Do we all remember this piece in Politico titled “How DeSantis Won the Pandemic?”
Ron DeSantis wants you to know how well he has done.
“We’ve had tremendous success,” the Republican governor of Florida said recently at a vaccine site in Sumterville in the central part of the state when I caught up with him while reporting for this week’s POLITICO Magazine Friday Cover, which we published early for Nightly readers.
“Really good numbers,” he said in front of the pharmacy in the back of a Jacksonville Walgreens.
Sure, it hedges a bit later:
Democrats across the state say this “victory lap” is not only unseemly but premature. They might be right. This past year, after all, has been wrenching. Approximately 2 million Floridians have tested positive for the coronavirus and more than 32,000 have died. The disbursement of unemployment benefits has been stingy and uneven. The vaccine rollout has been pockmarked by tales of lengthy waits, balky websites and numerous charges of socioeconomic inequities and political favoritism. And the pandemic of course is not over. Ominous variants lurk.
But after 12 months in which he was pilloried as a reckless executive driven more by ideology than science, dogged by images of crowded beaches and bars and derided as “DuhSantis,” “DeathSantis” and “DeSatan,” Florida has fared no worse, and in some ways better, than many other states — including its big-state peers.
But the cautious bit didn’t prevent the headline from flying far and wide across the country, contrasting Florida’s supposedly successful laissez-faire approach positively with the more cautious efforts in bluer states. In California a recall effort is underway against governor Gavin Newsom, fueled in part by conservative fury that the state didn’t take adopt more Florida-style response to the pandemic.

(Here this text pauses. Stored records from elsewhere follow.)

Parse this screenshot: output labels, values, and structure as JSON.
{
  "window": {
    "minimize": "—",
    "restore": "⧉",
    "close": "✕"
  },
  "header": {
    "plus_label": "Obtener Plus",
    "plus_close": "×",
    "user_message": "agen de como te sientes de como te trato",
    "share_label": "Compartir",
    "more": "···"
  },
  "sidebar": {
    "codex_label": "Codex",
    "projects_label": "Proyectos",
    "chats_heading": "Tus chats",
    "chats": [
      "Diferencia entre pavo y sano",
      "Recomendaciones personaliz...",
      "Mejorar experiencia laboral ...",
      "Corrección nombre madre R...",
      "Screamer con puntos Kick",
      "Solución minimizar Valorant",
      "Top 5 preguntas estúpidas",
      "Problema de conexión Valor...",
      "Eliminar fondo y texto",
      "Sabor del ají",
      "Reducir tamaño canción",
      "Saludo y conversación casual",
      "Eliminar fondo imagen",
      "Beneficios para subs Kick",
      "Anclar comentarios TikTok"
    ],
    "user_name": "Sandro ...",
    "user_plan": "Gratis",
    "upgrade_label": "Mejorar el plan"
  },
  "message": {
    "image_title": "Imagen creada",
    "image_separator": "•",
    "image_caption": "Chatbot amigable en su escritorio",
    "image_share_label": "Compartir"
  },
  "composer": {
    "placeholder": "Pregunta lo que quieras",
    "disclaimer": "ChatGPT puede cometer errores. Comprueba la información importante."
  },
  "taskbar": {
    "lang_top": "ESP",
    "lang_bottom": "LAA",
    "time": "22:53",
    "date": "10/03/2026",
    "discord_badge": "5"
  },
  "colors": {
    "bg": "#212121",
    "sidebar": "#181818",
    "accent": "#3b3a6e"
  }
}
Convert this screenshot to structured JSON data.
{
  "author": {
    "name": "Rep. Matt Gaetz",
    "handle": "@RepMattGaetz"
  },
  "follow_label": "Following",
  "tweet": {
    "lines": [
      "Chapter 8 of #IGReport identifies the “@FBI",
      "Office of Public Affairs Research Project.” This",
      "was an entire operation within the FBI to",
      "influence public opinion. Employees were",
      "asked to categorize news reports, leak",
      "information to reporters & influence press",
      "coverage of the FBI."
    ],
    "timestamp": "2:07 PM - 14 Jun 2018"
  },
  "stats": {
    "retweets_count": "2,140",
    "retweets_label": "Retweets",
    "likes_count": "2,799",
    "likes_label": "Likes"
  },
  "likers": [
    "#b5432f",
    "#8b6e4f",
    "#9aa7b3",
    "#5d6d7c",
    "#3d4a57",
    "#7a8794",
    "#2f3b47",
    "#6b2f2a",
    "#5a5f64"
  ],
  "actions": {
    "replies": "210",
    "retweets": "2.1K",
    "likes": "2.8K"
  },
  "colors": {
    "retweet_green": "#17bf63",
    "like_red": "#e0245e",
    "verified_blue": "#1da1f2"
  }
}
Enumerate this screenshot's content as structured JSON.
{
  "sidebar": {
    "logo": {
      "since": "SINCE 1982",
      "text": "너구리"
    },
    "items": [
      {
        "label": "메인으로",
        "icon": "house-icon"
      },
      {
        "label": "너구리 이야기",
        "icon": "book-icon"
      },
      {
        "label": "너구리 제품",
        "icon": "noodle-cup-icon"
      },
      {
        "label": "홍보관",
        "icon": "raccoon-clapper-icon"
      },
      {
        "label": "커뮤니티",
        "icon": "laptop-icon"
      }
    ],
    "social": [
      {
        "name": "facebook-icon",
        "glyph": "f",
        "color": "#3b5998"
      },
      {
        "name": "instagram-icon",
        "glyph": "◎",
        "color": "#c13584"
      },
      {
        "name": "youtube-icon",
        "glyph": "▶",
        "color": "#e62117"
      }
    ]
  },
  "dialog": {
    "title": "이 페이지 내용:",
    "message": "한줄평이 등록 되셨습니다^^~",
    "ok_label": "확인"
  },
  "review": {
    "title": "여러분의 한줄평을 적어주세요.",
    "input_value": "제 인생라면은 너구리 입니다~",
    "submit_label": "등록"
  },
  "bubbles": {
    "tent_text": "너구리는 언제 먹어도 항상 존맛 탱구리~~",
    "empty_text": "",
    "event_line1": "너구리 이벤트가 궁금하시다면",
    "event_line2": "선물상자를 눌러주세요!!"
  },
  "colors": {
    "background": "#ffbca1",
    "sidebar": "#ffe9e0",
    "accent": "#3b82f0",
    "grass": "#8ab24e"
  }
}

But now, just a few months later, who could have predicted?
1 in 5 new COVID cases last week came from Florida, health official says
Four states accounted for 40% of new cases last week, with one in five coming from Florida.
The other states with the highest number of new cases were Arkansas, Louisiana, Missouri, and Nevada.
It was not, of course, difficult to predict at all.
I’ve argued here before that failures of framing in the traditional media are now far less important than the disinformation being peddled on social media. The fact that the top posts on Facebook are consistently from right-wing disinformation channels matters a great deal more to public policy than whether Politico says something dumb and irresponsible. Biden reiterated the point yesterday, much to the amusing consternation of the rightwing disinformation racket itself and its enablers at Facebook.
But traditional media does still set narratives among more informed members of the electorate. How many times do reporters need to be played for fools by too-good-to-be-true rightwing narratives before a greater degree of skepticism starts to set in?
People’s lives are at stake. Republican elected officials and Fox News hosts aren’t going to tell their voters and audiences the truth about the stakes of this virus—thereby putting not only them but the rest of the world in danger of increased transmission and further variants. They’re willing to get their own supporters killed out of cowardice and for marginal, short-term political advantage.
The last thing responsible journalists should be doing is helping them along.